((

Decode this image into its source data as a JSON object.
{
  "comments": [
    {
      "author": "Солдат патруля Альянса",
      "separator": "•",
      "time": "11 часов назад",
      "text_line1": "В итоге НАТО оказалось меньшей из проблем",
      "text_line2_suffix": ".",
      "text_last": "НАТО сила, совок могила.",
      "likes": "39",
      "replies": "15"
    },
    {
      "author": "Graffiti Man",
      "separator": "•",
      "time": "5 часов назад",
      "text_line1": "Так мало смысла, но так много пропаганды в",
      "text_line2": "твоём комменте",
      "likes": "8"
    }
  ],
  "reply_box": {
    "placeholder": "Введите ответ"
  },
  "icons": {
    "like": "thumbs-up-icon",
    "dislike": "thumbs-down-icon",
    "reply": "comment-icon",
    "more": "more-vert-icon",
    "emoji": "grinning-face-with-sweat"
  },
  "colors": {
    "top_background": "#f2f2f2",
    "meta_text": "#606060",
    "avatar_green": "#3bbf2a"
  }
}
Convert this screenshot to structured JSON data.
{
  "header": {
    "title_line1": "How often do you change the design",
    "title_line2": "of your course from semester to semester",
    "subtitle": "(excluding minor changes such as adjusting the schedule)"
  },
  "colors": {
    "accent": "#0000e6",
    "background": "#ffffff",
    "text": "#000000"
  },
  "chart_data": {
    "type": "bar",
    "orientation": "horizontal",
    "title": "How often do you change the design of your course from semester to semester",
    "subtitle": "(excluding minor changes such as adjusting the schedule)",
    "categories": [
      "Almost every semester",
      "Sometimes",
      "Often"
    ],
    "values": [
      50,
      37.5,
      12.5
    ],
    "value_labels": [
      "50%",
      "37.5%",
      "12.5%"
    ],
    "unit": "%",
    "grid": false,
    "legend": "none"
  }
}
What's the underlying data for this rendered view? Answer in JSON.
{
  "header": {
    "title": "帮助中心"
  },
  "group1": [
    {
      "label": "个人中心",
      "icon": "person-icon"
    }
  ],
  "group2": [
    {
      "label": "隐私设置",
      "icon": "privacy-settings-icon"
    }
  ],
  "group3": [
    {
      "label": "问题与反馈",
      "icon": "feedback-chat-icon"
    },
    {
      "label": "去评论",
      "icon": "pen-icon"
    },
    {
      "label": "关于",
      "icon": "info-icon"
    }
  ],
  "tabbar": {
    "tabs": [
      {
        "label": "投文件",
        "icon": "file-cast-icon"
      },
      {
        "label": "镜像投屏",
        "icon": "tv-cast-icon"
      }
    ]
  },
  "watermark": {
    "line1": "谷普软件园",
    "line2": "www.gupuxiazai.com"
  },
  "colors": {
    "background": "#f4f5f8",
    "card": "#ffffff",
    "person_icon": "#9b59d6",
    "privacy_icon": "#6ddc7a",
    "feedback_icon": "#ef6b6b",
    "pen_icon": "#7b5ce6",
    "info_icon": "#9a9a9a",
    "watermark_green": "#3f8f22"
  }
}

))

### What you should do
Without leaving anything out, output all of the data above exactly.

### Solution for this task
Decode this image into its source data as a JSON object.
{
  "comments": [
    {
      "author": "Солдат патруля Альянса",
      "separator": "•",
      "time": "11 часов назад",
      "text_line1": "В итоге НАТО оказалось меньшей из проблем",
      "text_line2_suffix": ".",
      "text_last": "НАТО сила, совок могила.",
      "likes": "39",
      "replies": "15"
    },
    {
      "author": "Graffiti Man",
      "separator": "•",
      "time": "5 часов назад",
      "text_line1": "Так мало смысла, но так много пропаганды в",
      "text_line2": "твоём комменте",
      "likes": "8"
    }
  ],
  "reply_box": {
    "placeholder": "Введите ответ"
  },
  "icons": {
    "like": "thumbs-up-icon",
    "dislike": "thumbs-down-icon",
    "reply": "comment-icon",
    "more": "more-vert-icon",
    "emoji": "grinning-face-with-sweat"
  },
  "colors": {
    "top_background": "#f2f2f2",
    "meta_text": "#606060",
    "avatar_green": "#3bbf2a"
  }
}
Convert this screenshot to structured JSON data.
{
  "header": {
    "title_line1": "How often do you change the design",
    "title_line2": "of your course from semester to semester",
    "subtitle": "(excluding minor changes such as adjusting the schedule)"
  },
  "colors": {
    "accent": "#0000e6",
    "background": "#ffffff",
    "text": "#000000"
  },
  "chart_data": {
    "type": "bar",
    "orientation": "horizontal",
    "title": "How often do you change the design of your course from semester to semester",
    "subtitle": "(excluding minor changes such as adjusting the schedule)",
    "categories": [
      "Almost every semester",
      "Sometimes",
      "Often"
    ],
    "values": [
      50,
      37.5,
      12.5
    ],
    "value_labels": [
      "50%",
      "37.5%",
      "12.5%"
    ],
    "unit": "%",
    "grid": false,
    "legend": "none"
  }
}
What's the underlying data for this rendered view? Answer in JSON.
{
  "header": {
    "title": "帮助中心"
  },
  "group1": [
    {
      "label": "个人中心",
      "icon": "person-icon"
    }
  ],
  "group2": [
    {
      "label": "隐私设置",
      "icon": "privacy-settings-icon"
    }
  ],
  "group3": [
    {
      "label": "问题与反馈",
      "icon": "feedback-chat-icon"
    },
    {
      "label": "去评论",
      "icon": "pen-icon"
    },
    {
      "label": "关于",
      "icon": "info-icon"
    }
  ],
  "tabbar": {
    "tabs": [
      {
        "label": "投文件",
        "icon": "file-cast-icon"
      },
      {
        "label": "镜像投屏",
        "icon": "tv-cast-icon"
      }
    ]
  },
  "watermark": {
    "line1": "谷普软件园",
    "line2": "www.gupuxiazai.com"
  },
  "colors": {
    "background": "#f4f5f8",
    "card": "#ffffff",
    "person_icon": "#9b59d6",
    "privacy_icon": "#6ddc7a",
    "feedback_icon": "#ef6b6b",
    "pen_icon": "#7b5ce6",
    "info_icon": "#9a9a9a",
    "watermark_green": "#3f8f22"
  }
}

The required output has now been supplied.